…of pain and not get scared or overwhelmed. Something she said in our conversation jogged my memory. Eight years prior, during my second major depression, I told my psychiatrist that I knew everyone else didn’t feel or think what I did — that nothing mattered, that everything was meaningless or worse — but that I couldn’t understand how they didn’t. My psychiatrist told me major depression changes the logic of your brain. When I was well again, the way I was thinking at that moment wouldn’t make sense to me anymore either.
… those people, there are few options in terms of medication that can be discontinued without issue. But there are many of us who need to be medicated indefinitely, and that the default belief about medication is that it is meant to be used on a short-term basis is extremely harmful. It’s stigmatizing. It perpetuates a notion that to take medication is to somehow be weak. The Times article, for example, included this line: “Longterm users report in interviews a creeping unease that is hard to measure: Daily pill-popping leaves them doubting their own resilience, they say.”
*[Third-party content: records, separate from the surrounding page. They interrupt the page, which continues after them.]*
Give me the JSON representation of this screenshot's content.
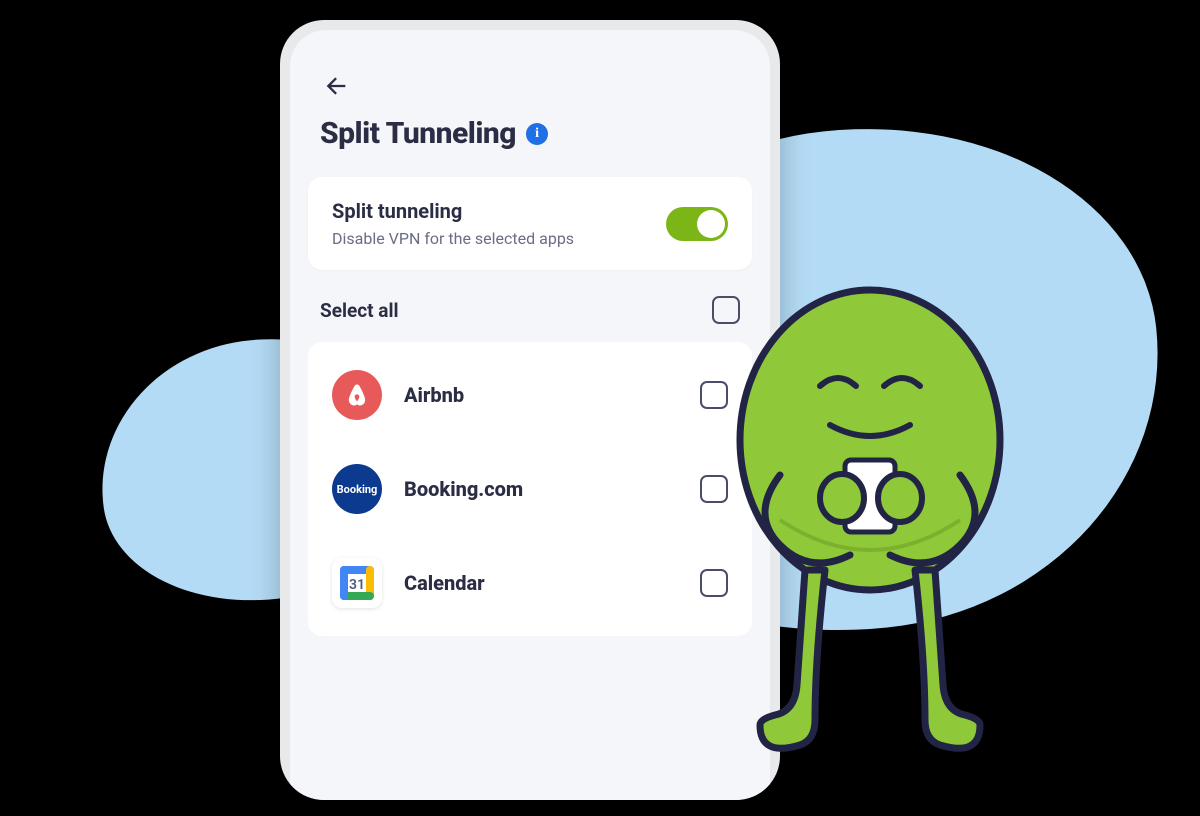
{
  "header": {
    "title": "Split Tunneling"
  },
  "feature_card": {
    "title": "Split tunneling",
    "subtitle": "Disable VPN for the selected apps",
    "toggle_on": true
  },
  "select_all": {
    "label": "Select all",
    "checked": false
  },
  "apps": [
    {
      "name": "Airbnb",
      "icon": "airbnb",
      "checked": false
    },
    {
      "name": "Booking.com",
      "icon": "booking",
      "checked": false
    },
    {
      "name": "Calendar",
      "icon": "calendar",
      "checked": false
    }
  ],
  "icons": {
    "back": "back-arrow-icon",
    "info": "info-icon"
  },
  "colors": {
    "blob": "#b4dbf5",
    "accent_green": "#7cb518",
    "text_primary": "#2b2d45",
    "text_secondary": "#6a6d85",
    "airbnb": "#e85a5a",
    "booking": "#0b3a8f",
    "info_blue": "#1f6fe6",
    "mascot_body": "#8fc93a",
    "mascot_outline": "#222445"
  }
}
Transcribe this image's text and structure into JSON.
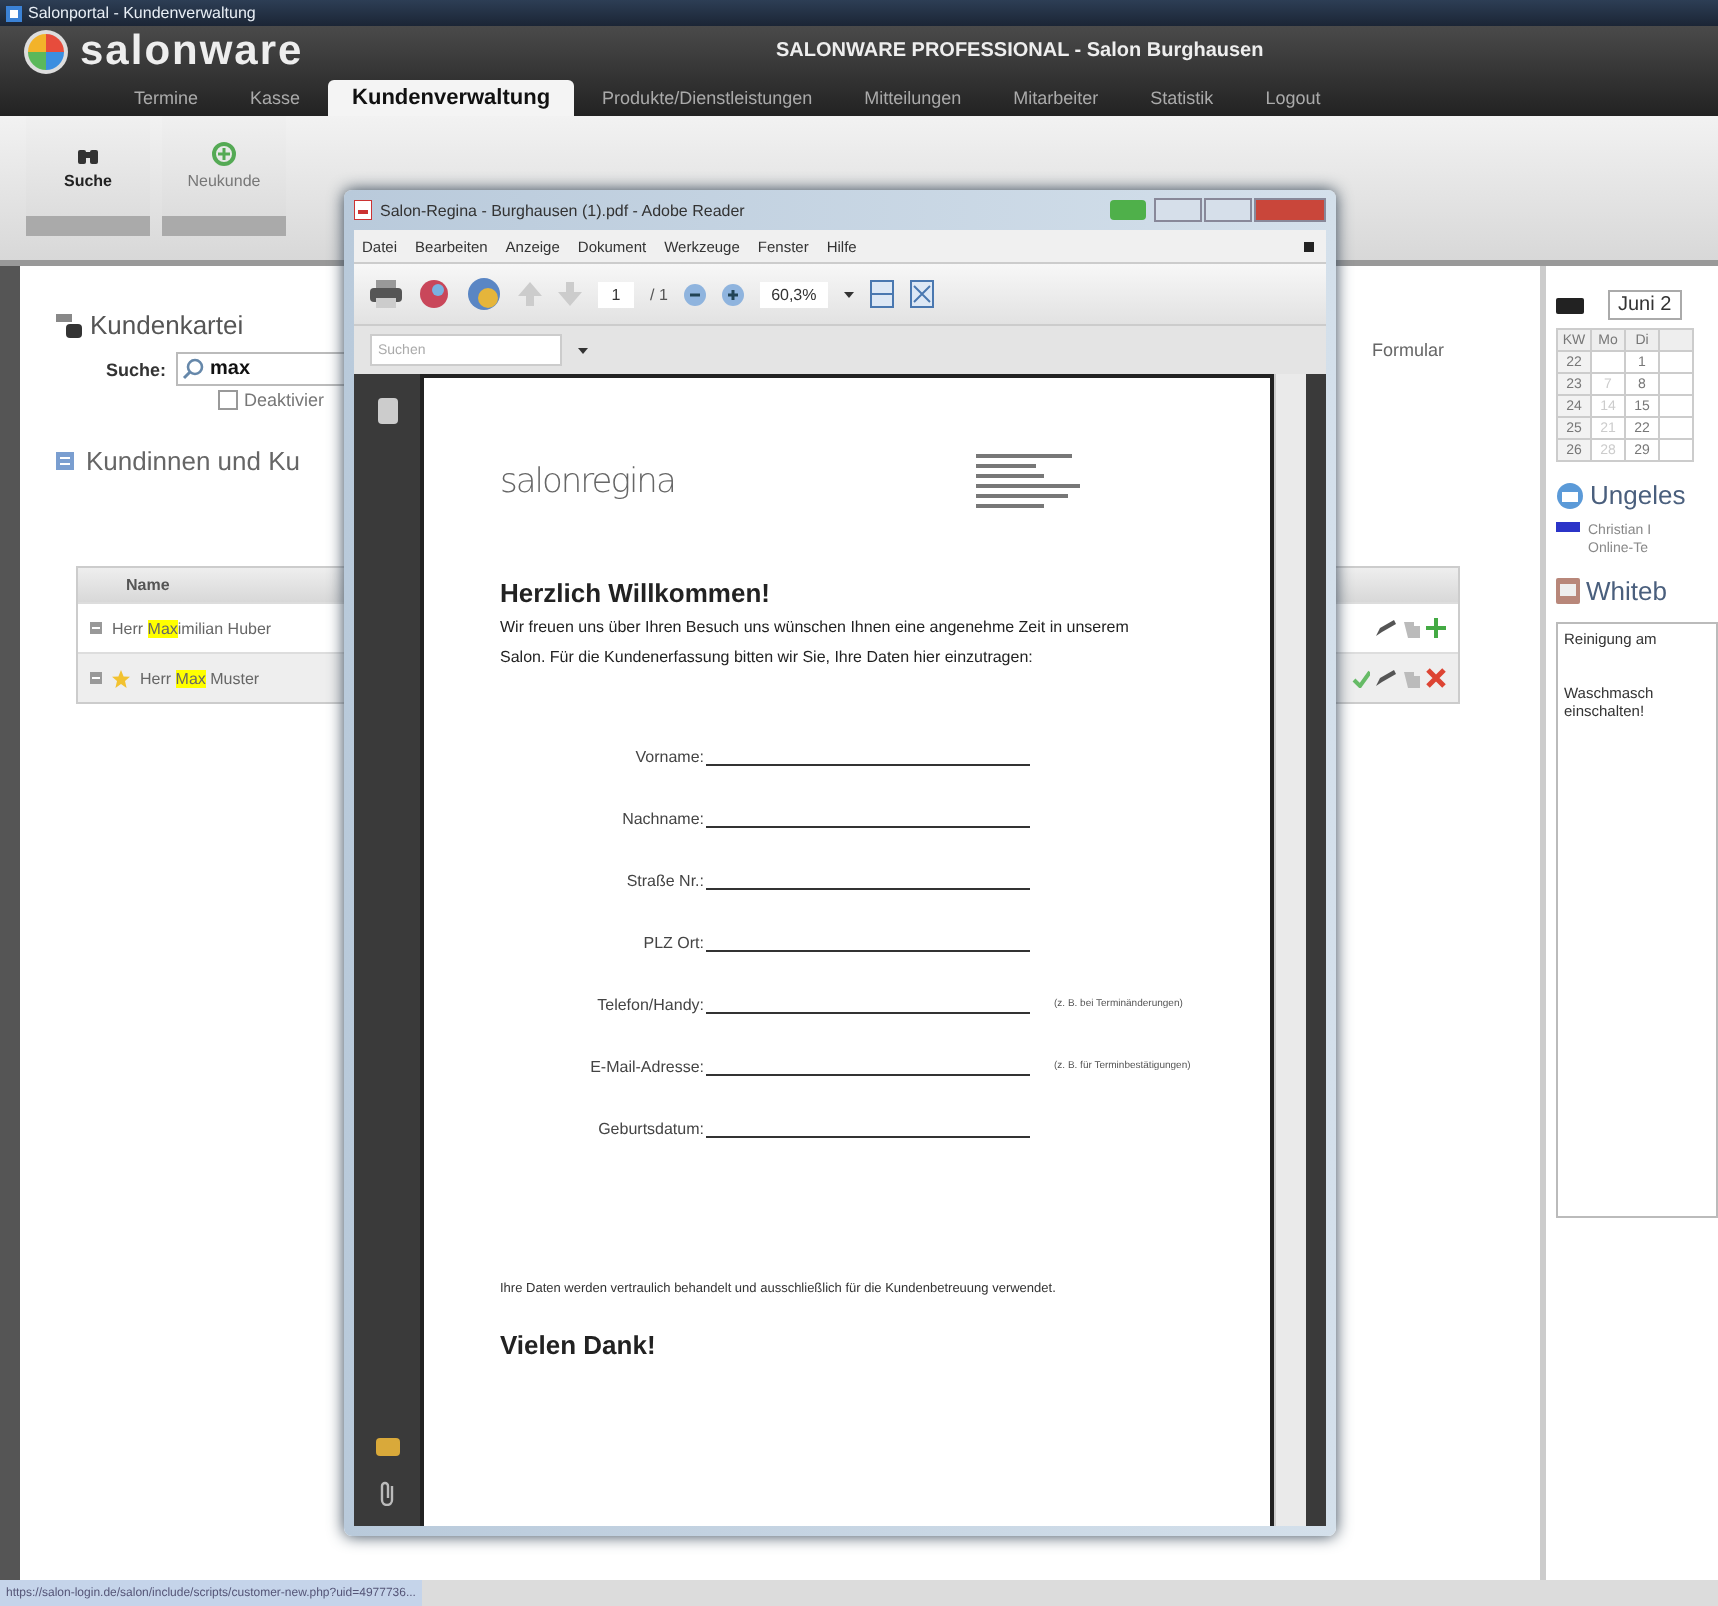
{
  "window": {
    "title": "Salonportal - Kundenverwaltung"
  },
  "header": {
    "logo": "salonware",
    "title": "SALONWARE PROFESSIONAL - Salon Burghausen"
  },
  "nav": [
    {
      "label": "Termine",
      "selected": false
    },
    {
      "label": "Kasse",
      "selected": false
    },
    {
      "label": "Kundenverwaltung",
      "selected": true
    },
    {
      "label": "Produkte/Dienstleistungen",
      "selected": false
    },
    {
      "label": "Mitteilungen",
      "selected": false
    },
    {
      "label": "Mitarbeiter",
      "selected": false
    },
    {
      "label": "Statistik",
      "selected": false
    },
    {
      "label": "Logout",
      "selected": false
    }
  ],
  "toolbar": [
    {
      "label": "Suche",
      "kind": "search",
      "selected": true
    },
    {
      "label": "Neukunde",
      "kind": "new",
      "selected": false
    }
  ],
  "customer_card": {
    "title": "Kundenkartei",
    "search_label": "Suche:",
    "search_value": "max",
    "deactivated": {
      "label": "Deaktivier",
      "checked": false
    },
    "list_title": "Kundinnen und Ku",
    "form_link": "Formular",
    "table": {
      "columns": [
        "Name"
      ],
      "rows": [
        {
          "prefix": "Herr ",
          "match": "Max",
          "suffix": "imilian Huber",
          "starred": false,
          "kind": "add"
        },
        {
          "prefix": "Herr ",
          "match": "Max",
          "suffix": " Muster",
          "starred": true,
          "kind": "delete"
        }
      ]
    }
  },
  "sidebar": {
    "calendar": {
      "month": "Juni 2",
      "columns": [
        "KW",
        "Mo",
        "Di"
      ],
      "rows": [
        [
          "22",
          "",
          "1"
        ],
        [
          "23",
          "7",
          "8"
        ],
        [
          "24",
          "14",
          "15"
        ],
        [
          "25",
          "21",
          "22"
        ],
        [
          "26",
          "28",
          "29"
        ]
      ]
    },
    "unread": {
      "title": "Ungeles",
      "items": [
        {
          "lines": [
            "Christian I",
            "Online-Te"
          ]
        }
      ]
    },
    "whiteboard": {
      "title": "Whiteb",
      "paragraphs": [
        "Reinigung am",
        "Waschmasch\neinschalten!"
      ]
    }
  },
  "pdf_viewer": {
    "title": "Salon-Regina - Burghausen (1).pdf - Adobe Reader",
    "menu": [
      "Datei",
      "Bearbeiten",
      "Anzeige",
      "Dokument",
      "Werkzeuge",
      "Fenster",
      "Hilfe"
    ],
    "page": "1",
    "page_count": "/ 1",
    "zoom": "60,3%",
    "search_placeholder": "Suchen",
    "document": {
      "logo": "salonregina",
      "heading": "Herzlich Willkommen!",
      "intro": "Wir freuen uns über Ihren Besuch uns wünschen Ihnen eine angenehme Zeit in unserem Salon. Für die Kundenerfassung bitten wir Sie, Ihre Daten hier einzutragen:",
      "fields": [
        {
          "label": "Vorname:"
        },
        {
          "label": "Nachname:"
        },
        {
          "label": "Straße Nr.:"
        },
        {
          "label": "PLZ Ort:"
        },
        {
          "label": "Telefon/Handy:",
          "hint": "(z. B. bei Terminänderungen)"
        },
        {
          "label": "E-Mail-Adresse:",
          "hint": "(z. B. für Terminbestätigungen)"
        },
        {
          "label": "Geburtsdatum:"
        }
      ],
      "footer": "Ihre Daten werden vertraulich behandelt und ausschließlich für die Kundenbetreuung verwendet.",
      "closing": "Vielen Dank!"
    }
  },
  "status_bar": {
    "url": "https://salon-login.de/salon/include/scripts/customer-new.php?uid=4977736..."
  }
}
It’s an idea embedded within a widely shared piece in the New York Times this weekend, headlined “Many People Taking Antidepressants Discover They Cannot Quit.” The implicit assumption of the article seemed to be that there is something fundamentally wrong about being on medication long-term, despite the fact that for many people, depression is a chronic illness. (As researchers in a 2010 study wrote, “Recurrence is the rule, and about one-third of patients go on to develop chronic depression.”) But never once does the article mention that going off medication is a common cause of death among depression sufferers; that many people, when they start to feel better, forget how bad they felt before, forget that feeling better came from the drugs they were on, and stop taking them; or that for many people, the alternative to the side effects of and dependency on the antidepressants or anti-anxiety medication they take is a feeling I’m fairly certain is worse than death, or death itself.